Lymphosarcoma is one of the most common types of cancers seen. It is also referred to as lymphoma or non-Hodgkin’s lymphoma. In dogs, many different species develop Lymphosarcoma. Like any other cancer, this one can “metastasize”, which means it can spread and affect other organs and tissues.Most dogs get a type of Lymphosarcoma that originates the lymph nodes and usually the nodes under the jaw get swollen. Sometimes this is the only symptom your dog will have. But the jaw is not the only place where this disease can begin. Some forms of Lymphosarcoma begin in the bone marrow, the chest, abdomen, or even the skin.RENAL LYMPHOSARCOMAWhen the disease attacks the kidney first, the illness is called Renal Lymphosarcoma. The symptoms include drinking a lot of fluids and urinating a lot. Also vomiting can appear and also loss of appetite. The pet can even get depressed.MEDIASTINAL LYMPHOSARCOMAThe Mediastinum is the tissue near the heart and lungs. The cancer creates a tumor there and the pet has hard time breathing and the lung accumulate fluid.BONE MARROW LYMPHOSARCOMA: LEUKEMIAWhen the cancer has started or reaches the bone marrow, then it is called Leukemia.
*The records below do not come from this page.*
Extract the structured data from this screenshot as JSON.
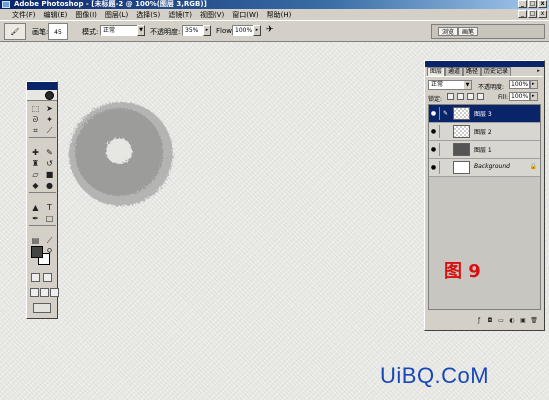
{
  "titlebar": {
    "title": "Adobe Photoshop - [未标题-2 @ 100%(图层 3,RGB)]",
    "controls": [
      "_",
      "□",
      "x"
    ]
  },
  "menubar": {
    "items": [
      "文件(F)",
      "编辑(E)",
      "图像(I)",
      "图层(L)",
      "选择(S)",
      "滤镜(T)",
      "视图(V)",
      "窗口(W)",
      "帮助(H)"
    ],
    "doc_controls": [
      "_",
      "□",
      "x"
    ]
  },
  "optionsbar": {
    "brush_label": "画笔:",
    "brush_size": "45",
    "mode_label": "模式:",
    "mode_value": "正常",
    "opacity_label": "不透明度:",
    "opacity_value": "35%",
    "flow_label": "Flow:",
    "flow_value": "100%",
    "palette_well_tabs": [
      "浏览",
      "画笔"
    ]
  },
  "layers_panel": {
    "tabs": [
      "图层",
      "通道",
      "路径",
      "历史记录"
    ],
    "blend_mode": "正常",
    "opacity_label": "不透明度:",
    "opacity_value": "100%",
    "lock_label": "锁定:",
    "fill_label": "Fill:",
    "fill_value": "100%",
    "layers": [
      {
        "name": "图层 3",
        "selected": true,
        "thumb": "checker"
      },
      {
        "name": "图层 2",
        "selected": false,
        "thumb": "checker"
      },
      {
        "name": "图层 1",
        "selected": false,
        "thumb": "dark"
      },
      {
        "name": "Background",
        "selected": false,
        "thumb": "white",
        "locked": true
      }
    ]
  },
  "figure_label": "图 9",
  "watermark": "UiBQ.CoM",
  "colors": {
    "title_blue": "#0a246a",
    "ui_gray": "#d4d0c8",
    "foreground": "#444444",
    "background": "#ffffff",
    "figure_red": "#d81010",
    "watermark_blue": "#1848b8"
  }
}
The cancer affects the blood. The bone marrow’s role is to create red blood cells that carry oxygen, white blood cells that destroy infection and platelets that help blood to clot. The cancer causes these types of cells to drop in numbers and it causes: infections, anemia and bleeding disorders.DIAGNOSISThe vets do a tissue biopsy to determine the disease. Is the microscopic analysis of the tissue reveals that the disease is present, a detailed exam follows. This exam will show if the disease has spread in other body areas. The vets call this “STAGING”.The diagnostic Procedures used to “STAGE” include:- Different blood tests- Cytology – analyzing cells in the large lymph nodes and taking a look at them under the microscope. – X-Rays- Ultrasound- Bone Marrow AnalysisStaging helps the doctors figuring out the best way of treatment.TREATMENTMore than 90 perfect of the dogs that get chemotherapy go into remission. This is not a cure but just a stage when quality of life is assured. A dog will normally have a stage of remission of about eight to ten months. Also, the dogs don’t get as many side effects as humans do. Less than 5% of the dogs get side effects like diarrhea, vomiting, loss of appetite, weakness and lethargy.The dogs don’t lose their hair after chemo, like people do. Only a few breeds get these side effects: Poodles and Old English Sheepdogs). Usually even they only lose their whiskers.CANCER DIETSWhen a dog undergoes a cancer treatment, it must have a good diet with lots of vitamins.